Created by Executive Order on September 15, 1903, the 40-square-mile reservation represents a small parcel of the vast desert lowlands and mountainous Mogollon Rim country that once made up the ancestral hunting and gathering lands of the nomadic Yavapai people. Now, the community is home to 600 members with another 300 living outside the reservation.

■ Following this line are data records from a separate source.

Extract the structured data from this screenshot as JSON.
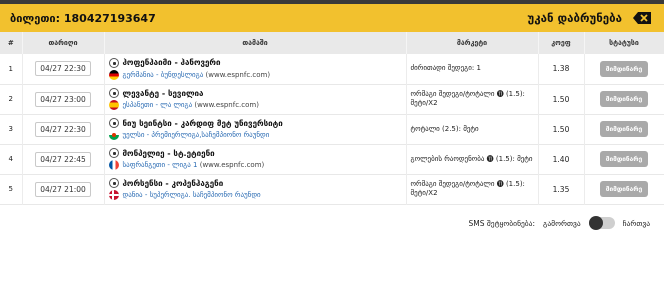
{
  "header": {
    "ticket_label": "ბილეთი:",
    "ticket_number": "180427193647",
    "back_label": "უკან დაბრუნება"
  },
  "table": {
    "columns": [
      "#",
      "თარიღი",
      "თამაში",
      "მარკეტი",
      "კოეფ",
      "სტატუსი"
    ],
    "rows": [
      {
        "num": "1",
        "date": "04/27 22:30",
        "match": "ჰოფენჰაიმი - ჰანოვერი",
        "league": "გერმანია - ბუნდესლიგა",
        "site": "(www.espnfc.com)",
        "market_text": "ძირითადი შედეგი: 1",
        "odds": "1.38",
        "status": "მიმდინარე"
      },
      {
        "num": "2",
        "date": "04/27 23:00",
        "match": "ლევანტე - სევილია",
        "league": "ესპანეთი - ლა ლიგა",
        "site": "(www.espnfc.com)",
        "market_text": "ორმაგი შედეგი/ტოტალი ⓫ (1.5): მეტი/X2",
        "odds": "1.50",
        "status": "მიმდინარე"
      },
      {
        "num": "3",
        "date": "04/27 22:30",
        "match": "ნიუ სეინტსი - კარდიფ მეტ უნივერსიტი",
        "league": "უელსი - პრემიერლიგა,საჩემპიონო რაუნდი",
        "site": "",
        "market_text": "ტოტალი (2.5): მეტი",
        "odds": "1.50",
        "status": "მიმდინარე"
      },
      {
        "num": "4",
        "date": "04/27 22:45",
        "match": "მონპელიე - სტ.ეტიენი",
        "league": "საფრანგეთი - ლიგა 1",
        "site": "(www.espnfc.com)",
        "market_text": "გოლების რაოდენობა ⓫ (1.5): მეტი",
        "odds": "1.40",
        "status": "მიმდინარე"
      },
      {
        "num": "5",
        "date": "04/27 21:00",
        "match": "ჰორსენსი - კოპენჰაგენი",
        "league": "დანია - სუპერლიგა. საჩემპიონო რაუნდი",
        "site": "",
        "market_text": "ორმაგი შედეგი/ტოტალი ⓫ (1.5): მეტი/X2",
        "odds": "1.35",
        "status": "მიმდინარე"
      }
    ]
  },
  "sms": {
    "label": "SMS შეტყობინება:",
    "off_label": "გამორთვა",
    "on_label": "ჩართვა"
  },
  "colors": {
    "header_bg": "#f2c12e",
    "link": "#2a6bb3",
    "status_btn": "#a9a9a9"
  }
}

In more recent years, Fort McDowell made history by reaffirming its tribal sovereignty. In the early 1970s, construction of the Orme Dam was proposed at the confluence of the Verde and Salt rivers, a short distance from the reservation’s southern border. The project would have flooded the reservation and forced the community from what was left of its ancestral homeland. With limited financial resources, individuals from the community spearheaded an opposition movement that rallied the support of fellow tribal members. Other Native American tribes and like-minded groups also opposed the dam.

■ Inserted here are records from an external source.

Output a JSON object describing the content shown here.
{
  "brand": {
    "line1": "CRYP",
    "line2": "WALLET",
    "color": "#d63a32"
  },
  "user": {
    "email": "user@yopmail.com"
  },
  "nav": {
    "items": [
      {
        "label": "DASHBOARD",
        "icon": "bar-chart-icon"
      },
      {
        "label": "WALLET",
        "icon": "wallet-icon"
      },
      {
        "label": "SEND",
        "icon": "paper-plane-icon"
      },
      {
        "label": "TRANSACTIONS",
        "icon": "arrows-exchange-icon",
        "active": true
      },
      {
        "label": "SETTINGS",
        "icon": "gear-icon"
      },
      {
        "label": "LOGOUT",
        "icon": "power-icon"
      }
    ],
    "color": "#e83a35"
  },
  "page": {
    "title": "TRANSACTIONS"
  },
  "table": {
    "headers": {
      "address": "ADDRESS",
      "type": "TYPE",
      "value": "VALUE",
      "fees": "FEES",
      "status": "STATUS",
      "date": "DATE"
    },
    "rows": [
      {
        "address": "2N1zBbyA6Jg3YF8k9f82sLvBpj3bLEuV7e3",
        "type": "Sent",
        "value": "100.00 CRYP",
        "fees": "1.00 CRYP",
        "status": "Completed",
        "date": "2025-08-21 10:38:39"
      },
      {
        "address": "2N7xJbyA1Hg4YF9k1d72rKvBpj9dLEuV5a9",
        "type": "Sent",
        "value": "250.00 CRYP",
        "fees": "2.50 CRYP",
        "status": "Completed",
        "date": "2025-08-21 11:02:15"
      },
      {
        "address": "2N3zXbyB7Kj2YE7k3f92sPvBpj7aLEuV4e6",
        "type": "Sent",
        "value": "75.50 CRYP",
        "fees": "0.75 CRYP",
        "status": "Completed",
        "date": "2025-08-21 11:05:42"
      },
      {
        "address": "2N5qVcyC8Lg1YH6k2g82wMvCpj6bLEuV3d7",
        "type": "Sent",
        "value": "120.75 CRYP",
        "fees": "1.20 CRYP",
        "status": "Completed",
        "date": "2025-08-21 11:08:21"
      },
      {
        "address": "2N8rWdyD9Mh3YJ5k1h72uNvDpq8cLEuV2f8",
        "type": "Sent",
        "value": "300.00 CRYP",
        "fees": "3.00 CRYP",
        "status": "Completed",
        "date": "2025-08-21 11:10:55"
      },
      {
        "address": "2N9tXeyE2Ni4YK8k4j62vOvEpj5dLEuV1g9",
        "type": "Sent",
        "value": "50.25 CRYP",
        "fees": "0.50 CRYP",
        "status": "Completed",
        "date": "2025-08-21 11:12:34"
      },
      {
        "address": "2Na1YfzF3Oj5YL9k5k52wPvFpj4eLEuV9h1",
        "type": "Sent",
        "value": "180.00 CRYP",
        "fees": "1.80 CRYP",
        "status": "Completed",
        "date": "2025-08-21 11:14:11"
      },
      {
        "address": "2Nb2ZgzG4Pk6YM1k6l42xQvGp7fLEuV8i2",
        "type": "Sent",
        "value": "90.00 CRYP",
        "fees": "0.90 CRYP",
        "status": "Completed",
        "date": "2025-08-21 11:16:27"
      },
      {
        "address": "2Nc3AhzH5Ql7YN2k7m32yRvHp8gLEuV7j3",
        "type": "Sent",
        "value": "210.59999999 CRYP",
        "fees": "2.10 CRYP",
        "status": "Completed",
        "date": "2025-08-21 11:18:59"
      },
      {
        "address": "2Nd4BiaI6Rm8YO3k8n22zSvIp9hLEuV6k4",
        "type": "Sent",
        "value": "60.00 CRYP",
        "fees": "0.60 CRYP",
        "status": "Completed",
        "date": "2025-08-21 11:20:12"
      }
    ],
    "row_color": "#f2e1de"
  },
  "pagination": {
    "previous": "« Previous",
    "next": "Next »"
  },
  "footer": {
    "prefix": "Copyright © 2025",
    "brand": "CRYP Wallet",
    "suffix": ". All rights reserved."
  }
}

By referendum in 1976, the community members voted 144 to 57 against selling their land to the federal government to build the dam. Then, on November 12, 1981, after consulting with the Fort McDowell Tribal Council and the Governor’s Advisory Committee, Interior Secretary James Watt announced that Orme Dam project would not move forward. Each year, a tribal fair and rodeo is held to commemorate the event.
During the early 1990s, the several tribal casinos, including Fort McDowell, were in operation in Arizona. In accordance with the provisions of the federal 1988 Indian Gaming Regulatory Act, the tribes were waiting to sign gaming compacts with the state government. At the time, however, the governor opposed Indian gaming and called upon the U.S. Attorney’s Office for support. Unannounced raids by FBI agents on five Indian casinos were ordered. At first light on May 12, 1992, the agents raided the Fort McDowell casino seizing the community’s 349 gaming machines and loading them into moving trucks. Community members witnessing the invasion took immediate action. They called other community members, tribal leaders and the media. Using every available car, truck, and piece of heavy machinery, a blockade of the casino’s access road was organized. A very volatile three-week standoff ensued between tribe and government until the Arizona governor ultimately was persuaded to sign a gaming compact with the tribe thereby paving the way for Indian gaming in Arizona. May 12 is now a tribal holiday.

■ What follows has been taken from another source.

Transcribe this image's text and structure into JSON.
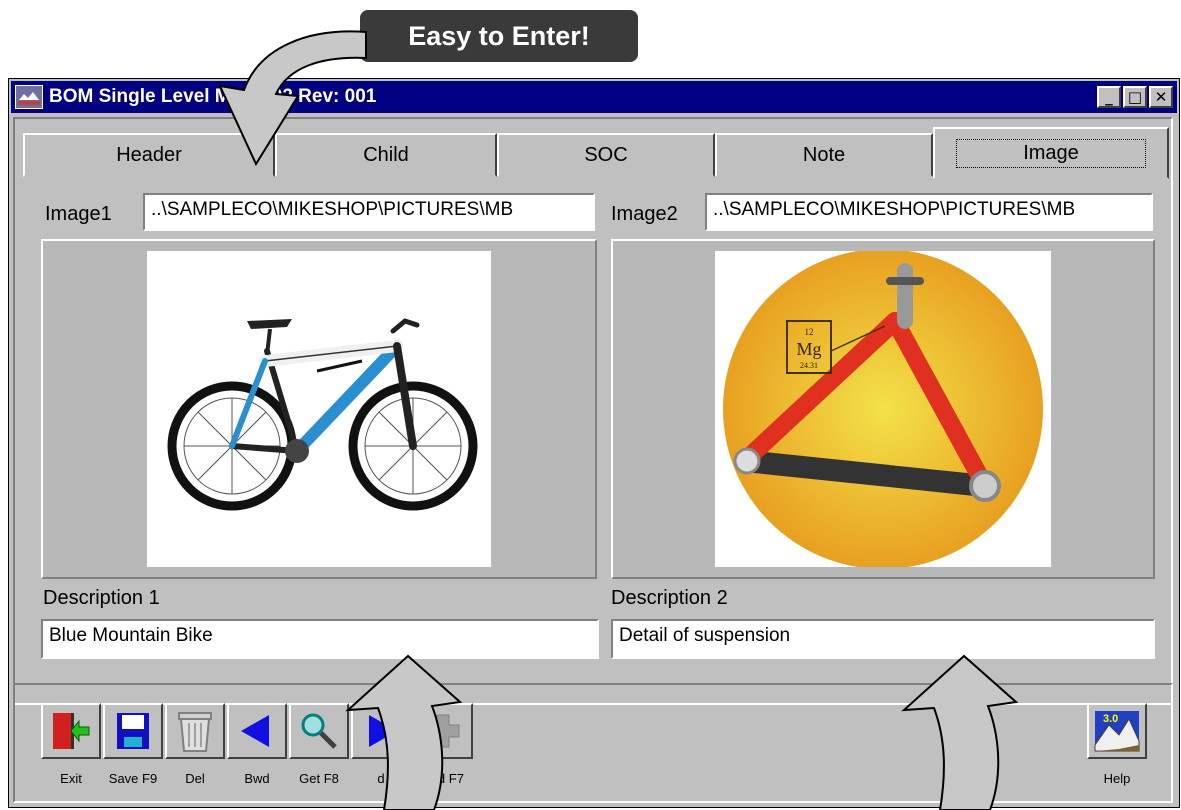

The reservation is governed by a Tribal Council elected by tribal members pursuant to the Tribe’s Constitution. The Fort McDowell Yavapai Nation takes pride in its economic development and the expansion of direct services to meet the changing needs of all tribal members while at the same time preserving traditional values.